Niagara Gazette — Not everybody who liked the Indians liked them for the same reasons. But from what I gather, Dad liked them at least in part because their owner, Bill Veeck, had the courage and good sense on July 5, 1947, to sign Doby to a contract with the Cleveland Indians, making him the first African-American to play for the American League, about three weeks after Jackie Robinson’s debut with Brooklyn in the National League.
Doby, who was born in December 1923 in Camden, S.C., batted left and threw right.
After graduating from high school, he enlisted in the Army, where he stayed until 1946. When he came out of the service, he went to play baseball with the Negro National League’s Newark Eagles for four seasons, leading them to a championship in 1946. Bill Veeck, Cleveland’s owner, had scouted Doby, recognized his talent and made him an offer. The rest, as they say, “is history.”
Elected to the Baseball Hall of Fame in 1998, he was a nine-time all-star, earning seven appearances with Cleveland and two with the Eagles. He twice led the American League with home runs. During his career he also played for the Chicago White Sox and the Detroit Tigers. In 1962, he became the first former pro player to play for a professional Japanese team, the Chunichi Dragons.
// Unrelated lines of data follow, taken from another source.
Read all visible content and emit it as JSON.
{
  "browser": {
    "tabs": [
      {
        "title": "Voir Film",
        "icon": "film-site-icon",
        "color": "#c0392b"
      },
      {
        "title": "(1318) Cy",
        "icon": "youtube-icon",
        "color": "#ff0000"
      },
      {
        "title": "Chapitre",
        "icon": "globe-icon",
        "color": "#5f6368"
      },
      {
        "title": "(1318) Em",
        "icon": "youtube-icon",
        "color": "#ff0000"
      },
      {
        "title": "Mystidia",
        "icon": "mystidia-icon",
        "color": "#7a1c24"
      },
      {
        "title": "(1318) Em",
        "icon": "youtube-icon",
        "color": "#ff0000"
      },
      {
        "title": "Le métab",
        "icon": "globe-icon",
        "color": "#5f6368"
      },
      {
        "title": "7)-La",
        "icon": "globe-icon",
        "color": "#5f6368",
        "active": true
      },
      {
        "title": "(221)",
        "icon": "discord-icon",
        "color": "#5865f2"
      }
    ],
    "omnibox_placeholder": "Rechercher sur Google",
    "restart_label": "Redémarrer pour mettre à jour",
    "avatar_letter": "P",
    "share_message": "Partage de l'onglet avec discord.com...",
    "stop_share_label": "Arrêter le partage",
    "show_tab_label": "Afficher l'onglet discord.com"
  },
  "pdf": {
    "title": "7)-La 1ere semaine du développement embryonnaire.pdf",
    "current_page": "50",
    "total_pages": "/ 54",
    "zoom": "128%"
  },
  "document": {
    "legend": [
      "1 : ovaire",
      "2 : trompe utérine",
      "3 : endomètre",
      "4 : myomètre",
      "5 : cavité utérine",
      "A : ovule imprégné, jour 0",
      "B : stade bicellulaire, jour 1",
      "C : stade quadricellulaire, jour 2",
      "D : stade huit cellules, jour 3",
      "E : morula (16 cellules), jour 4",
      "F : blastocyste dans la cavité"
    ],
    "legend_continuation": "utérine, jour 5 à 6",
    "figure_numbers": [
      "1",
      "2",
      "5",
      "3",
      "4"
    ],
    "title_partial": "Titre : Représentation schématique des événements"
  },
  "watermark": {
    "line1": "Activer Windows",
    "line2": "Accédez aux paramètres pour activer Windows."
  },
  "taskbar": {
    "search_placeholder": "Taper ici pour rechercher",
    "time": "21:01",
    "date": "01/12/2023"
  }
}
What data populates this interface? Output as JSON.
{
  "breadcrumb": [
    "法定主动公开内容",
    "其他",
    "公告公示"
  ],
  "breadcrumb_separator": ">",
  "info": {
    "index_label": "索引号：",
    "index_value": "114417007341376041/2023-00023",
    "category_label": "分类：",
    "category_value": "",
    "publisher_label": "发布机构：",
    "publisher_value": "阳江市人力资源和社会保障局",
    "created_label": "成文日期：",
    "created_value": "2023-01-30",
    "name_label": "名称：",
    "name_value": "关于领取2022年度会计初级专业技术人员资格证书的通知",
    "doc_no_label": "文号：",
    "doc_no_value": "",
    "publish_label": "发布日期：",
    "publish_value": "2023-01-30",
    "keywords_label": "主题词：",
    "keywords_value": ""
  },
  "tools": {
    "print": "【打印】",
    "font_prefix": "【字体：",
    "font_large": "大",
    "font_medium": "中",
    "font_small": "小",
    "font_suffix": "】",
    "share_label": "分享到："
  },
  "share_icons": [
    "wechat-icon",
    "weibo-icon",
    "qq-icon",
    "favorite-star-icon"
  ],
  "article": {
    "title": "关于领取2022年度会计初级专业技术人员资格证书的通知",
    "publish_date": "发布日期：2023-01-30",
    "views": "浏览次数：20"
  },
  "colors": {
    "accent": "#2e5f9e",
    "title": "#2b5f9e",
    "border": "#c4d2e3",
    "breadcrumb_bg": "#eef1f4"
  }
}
Commenting on the role he played in the integration of the sport, he said that the United States was still very segregated when he played. He was not able to stay at the same hotels or eat at the same restaurants as the rest of the team because of the color of his skin. He was often taunted, verbally assaulted by the fans and not accepted by many of the white players, but he said he never let that affect his games.